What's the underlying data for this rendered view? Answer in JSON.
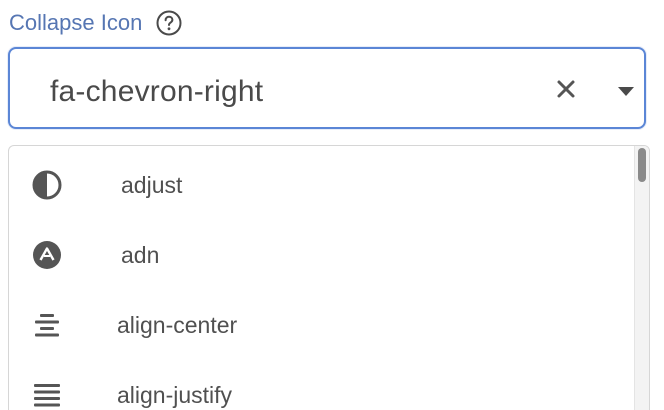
{
  "field": {
    "label": "Collapse Icon",
    "help_icon": "question-circle-icon"
  },
  "select": {
    "value": "fa-chevron-right",
    "clear_icon": "close-x-icon",
    "caret_icon": "caret-down-icon"
  },
  "dropdown": {
    "options": [
      {
        "icon": "adjust-icon",
        "label": "adjust"
      },
      {
        "icon": "adn-icon",
        "label": "adn"
      },
      {
        "icon": "align-center-icon",
        "label": "align-center"
      },
      {
        "icon": "align-justify-icon",
        "label": "align-justify"
      }
    ]
  },
  "colors": {
    "label": "#5676b3",
    "focus_border": "#5b86d6",
    "text": "#4a4a4a",
    "icon": "#555555"
  }
}
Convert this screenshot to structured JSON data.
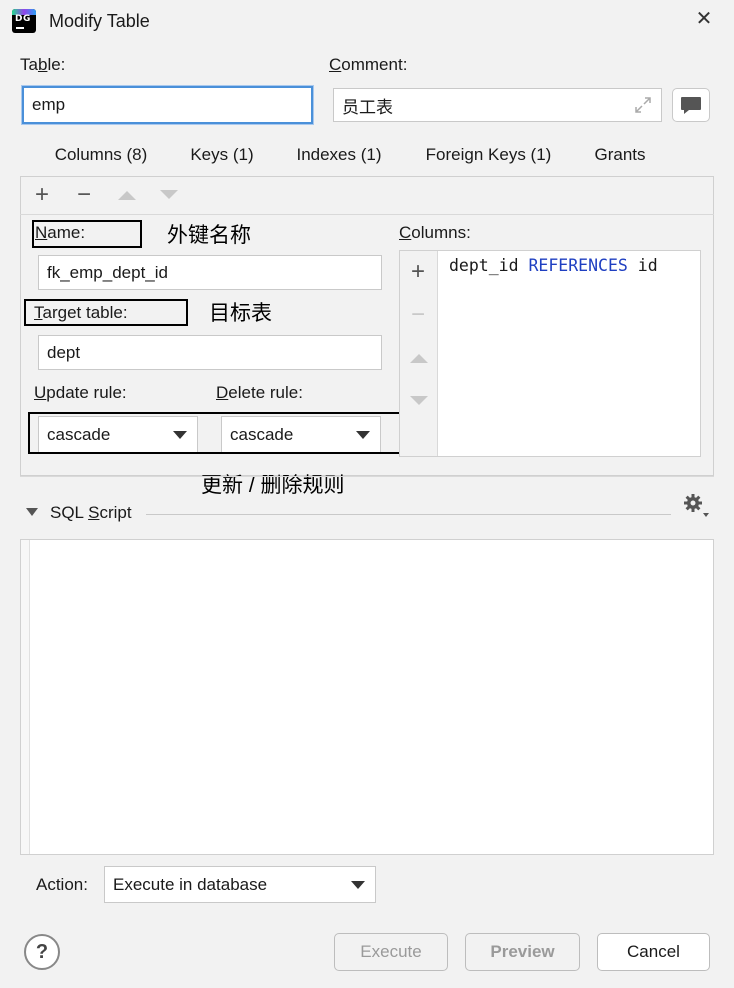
{
  "window": {
    "title": "Modify Table",
    "close": "✕"
  },
  "table": {
    "label_pre": "Ta",
    "label_mn": "b",
    "label_post": "le:",
    "value": "emp"
  },
  "comment": {
    "label_mn": "C",
    "label_post": "omment:",
    "value": "员工表"
  },
  "tabs": [
    {
      "label": "Columns (8)"
    },
    {
      "label": "Keys (1)"
    },
    {
      "label": "Indexes (1)"
    },
    {
      "label": "Foreign Keys (1)",
      "active": true
    },
    {
      "label": "Grants"
    }
  ],
  "toolbar": {
    "add": "+",
    "remove": "−"
  },
  "fk": {
    "name_label_mn": "N",
    "name_label_post": "ame:",
    "name_value": "fk_emp_dept_id",
    "target_label_mn": "T",
    "target_label_post": "arget table:",
    "target_value": "dept",
    "update_label_mn": "U",
    "update_label_post": "pdate rule:",
    "update_value": "cascade",
    "delete_label_mn": "D",
    "delete_label_post": "elete rule:",
    "delete_value": "cascade",
    "columns_label_mn": "C",
    "columns_label_post": "olumns:",
    "columns_add": "+",
    "columns_remove": "−",
    "column_ref": {
      "col": "dept_id",
      "kw": "REFERENCES",
      "ref": "id"
    }
  },
  "annotations": {
    "name": "外键名称",
    "target": "目标表",
    "rules": "更新 / 删除规则"
  },
  "sql": {
    "label_pre": "SQL ",
    "label_mn": "S",
    "label_post": "cript"
  },
  "action": {
    "label": "Action:",
    "value": "Execute in database"
  },
  "buttons": {
    "help": "?",
    "execute": "Execute",
    "preview": "Preview",
    "cancel": "Cancel"
  }
}
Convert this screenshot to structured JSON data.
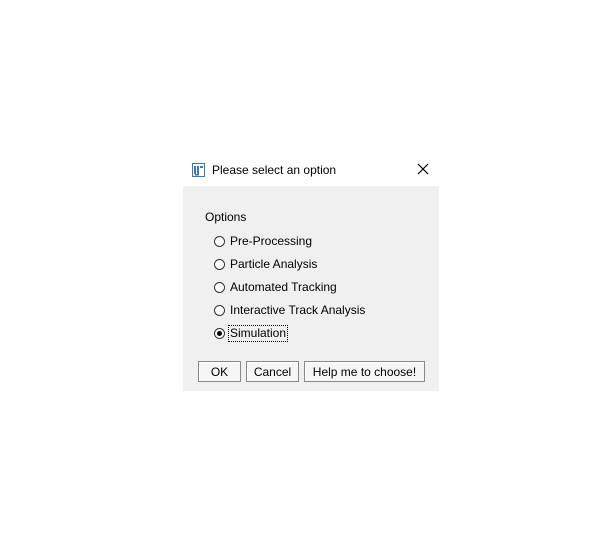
{
  "dialog": {
    "title": "Please select an option",
    "app_icon": "imagej-icon",
    "close_icon": "close-icon"
  },
  "options": {
    "group_label": "Options",
    "items": [
      {
        "label": "Pre-Processing",
        "checked": false
      },
      {
        "label": "Particle Analysis",
        "checked": false
      },
      {
        "label": "Automated Tracking",
        "checked": false
      },
      {
        "label": "Interactive Track Analysis",
        "checked": false
      },
      {
        "label": "Simulation",
        "checked": true
      }
    ]
  },
  "buttons": {
    "ok_label": "OK",
    "cancel_label": "Cancel",
    "help_label": "Help me to choose!"
  }
}
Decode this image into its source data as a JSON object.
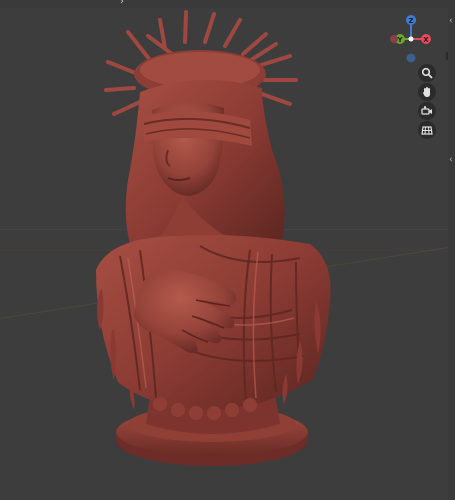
{
  "header": {
    "collapse_chevron": "›",
    "editor_mode_icon": "blender-mode-icon"
  },
  "gizmo": {
    "axes": {
      "x": {
        "label": "X",
        "color": "#e54a5a"
      },
      "y": {
        "label": "Y",
        "color": "#6aa72e"
      },
      "z": {
        "label": "Z",
        "color": "#3d7fd6"
      }
    },
    "neg_axes_colors": {
      "x": "#8a3f46",
      "y": "#4c6f2a",
      "z": "#3b5f8f"
    },
    "center_dot": "#ffffff"
  },
  "navigation": {
    "buttons": [
      {
        "name": "zoom-view-icon"
      },
      {
        "name": "pan-view-hand-icon"
      },
      {
        "name": "toggle-camera-icon"
      },
      {
        "name": "toggle-ortho-grid-icon"
      }
    ]
  },
  "sidebar": {
    "chevrons": [
      "‹",
      "‹"
    ]
  },
  "viewport": {
    "background": "#3d3d3d",
    "model_color": "#9a4238",
    "model_highlight": "#c4685a",
    "model_shadow": "#5a2320",
    "x_axis_line_color": "#7a3a3c",
    "y_axis_line_color": "#4f6233"
  }
}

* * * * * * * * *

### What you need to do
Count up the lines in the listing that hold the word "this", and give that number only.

### Task result
4